  • 2005 : Denkmal 53, Tate Modern, Bankside 53, London SE1 9TG (UK)
  • 2005 : Denkmal 7, Schirn Kunsthalle, Römerberg 7, Frankfurt am Main (Germany)
  • 2005 : Denkmal 5-12-3, Minami Aoyama 5-12-3, Minato-ku, Tokyo (Japan)
  • 2004 : Denkmal 23, Palais des Beaux-Arts, Rue Ravenstein 23, Brussels
  • 2004 : Denkmal 47, Stella Lohaus Gallery, Vlaamse Kaai 47, Antwerp
  • 2004 : Denkmal 9, Henry Van de Velde Universiteitsbibliotheek, Rozier 9, Gent
  • 2004 : Denkmal 1a, Gallery Luis Campaña, An der Schanz 1a, Köln (Germany)
  • 2003 : Denkmal 3, Kerstin Engholm Gallery, Schleifmuhlgasse 3, Wien (Austria)
  • 2003 : Denkmal 10, De Appel, Nieuwe Spiegelstraat 10, Amsterdam (Netherlands)
  • 2003 : Art Statement, Art 34 Basel (Switzerland)
  • 2002 : Art Basel Miami Beach, Art Positions (USA)
  • 2002 : Randschade Fig.9 / Collateral Damage Fig.9, Gallery Fons Welters, Amsterdam, 2002 (Netherlands)
  • 2002 : Randschade Fig.7 / Collateral Damage Fig.7, Museum voor Schone Kunsten en S.M.A.K., Gent
  • 2001 : Randschade Fig. 4, Gallery Fons Welters, Amsterdam (Netherlands)
  • 1999 : Argos, Brussels


  1. ^ "The Brussels Art_ Institute". brusselsartinstitute.org.
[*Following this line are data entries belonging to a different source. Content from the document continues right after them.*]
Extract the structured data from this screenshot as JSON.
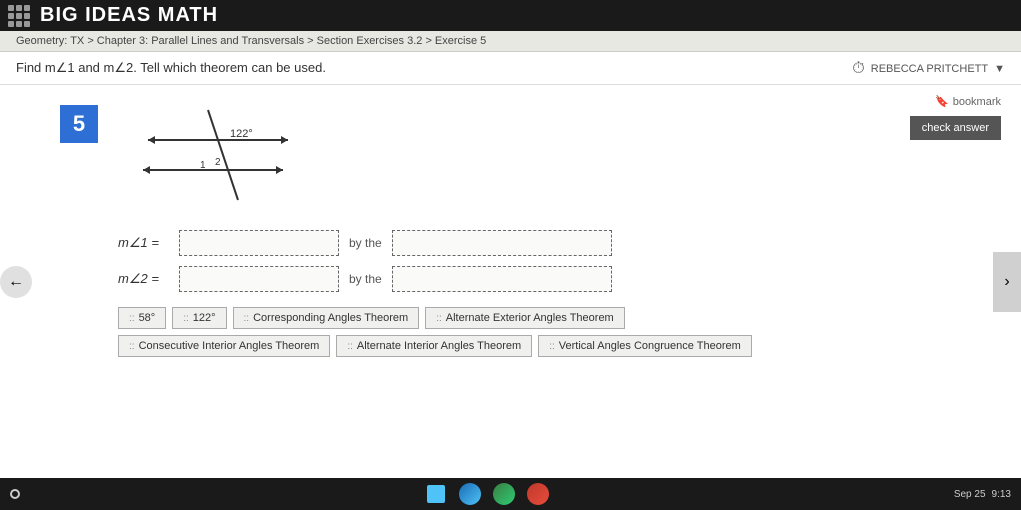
{
  "topbar": {
    "title": "BIG IDEAS MATH"
  },
  "breadcrumb": {
    "text": "Geometry: TX > Chapter 3: Parallel Lines and Transversals > Section Exercises 3.2 > Exercise 5"
  },
  "header": {
    "instruction": "Find m∠1 and m∠2. Tell which theorem can be used.",
    "user": "REBECCA PRITCHETT"
  },
  "problem": {
    "number": "5",
    "angle1_label": "m∠1 =",
    "angle2_label": "m∠2 =",
    "by_the_label": "by the",
    "angle_value_placeholder": "",
    "theorem_placeholder": ""
  },
  "diagram": {
    "angle_value": "122°",
    "angle1_pos": "1",
    "angle2_pos": "2"
  },
  "tiles": {
    "row1": [
      {
        "id": "tile-58",
        "label": "58°"
      },
      {
        "id": "tile-122",
        "label": "122°"
      },
      {
        "id": "tile-corresponding",
        "label": "Corresponding Angles Theorem"
      },
      {
        "id": "tile-alternate-exterior",
        "label": "Alternate Exterior Angles Theorem"
      }
    ],
    "row2": [
      {
        "id": "tile-consecutive",
        "label": "Consecutive Interior Angles Theorem"
      },
      {
        "id": "tile-alternate-interior",
        "label": "Alternate Interior Angles Theorem"
      },
      {
        "id": "tile-vertical",
        "label": "Vertical Angles Congruence Theorem"
      }
    ]
  },
  "buttons": {
    "check_answer": "check answer",
    "bookmark_label": "bookmark"
  },
  "taskbar": {
    "date": "Sep 25",
    "time": "9:13"
  },
  "section_label": "Section ("
}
Retrieved October 9, 2019.
  2. ^ "GHGWeb". www.galeriahilariogalguera.com. Retrieved October 9, 2019.
  3. ^ "Staatliche Kunsthalle Baden-Baden". Retrieved October 9, 2019.
  4. ^ "Jan De Cock: Denkmal 11, Museum of Modern Art, 11 West 53 Street, New York, 2008". The Museum of Modern Art. Retrieved October 9, 2019.
  5. ^ Rosenberg, Karen (January 25, 2008). "Jan De Cock: Denkmal 11, Museum of Modern Art, 11 West 53rd Street, New York, 2008 - Art - Review". Retrieved October 9, 2019 – via NYTimes.com.
  6. ^ "Francesca Minini, Contemporary Art". www.francescaminini.it. Retrieved October 9, 2019.
  7. ^ "Level 2 Gallery: Jan De Cock: Interview". Tate. Retrieved October 9, 2019.
  8. ^ "Jan De Cock bouwt zijn eigen Tate". De Standaard. Retrieved October 9, 2019.

External links[edit]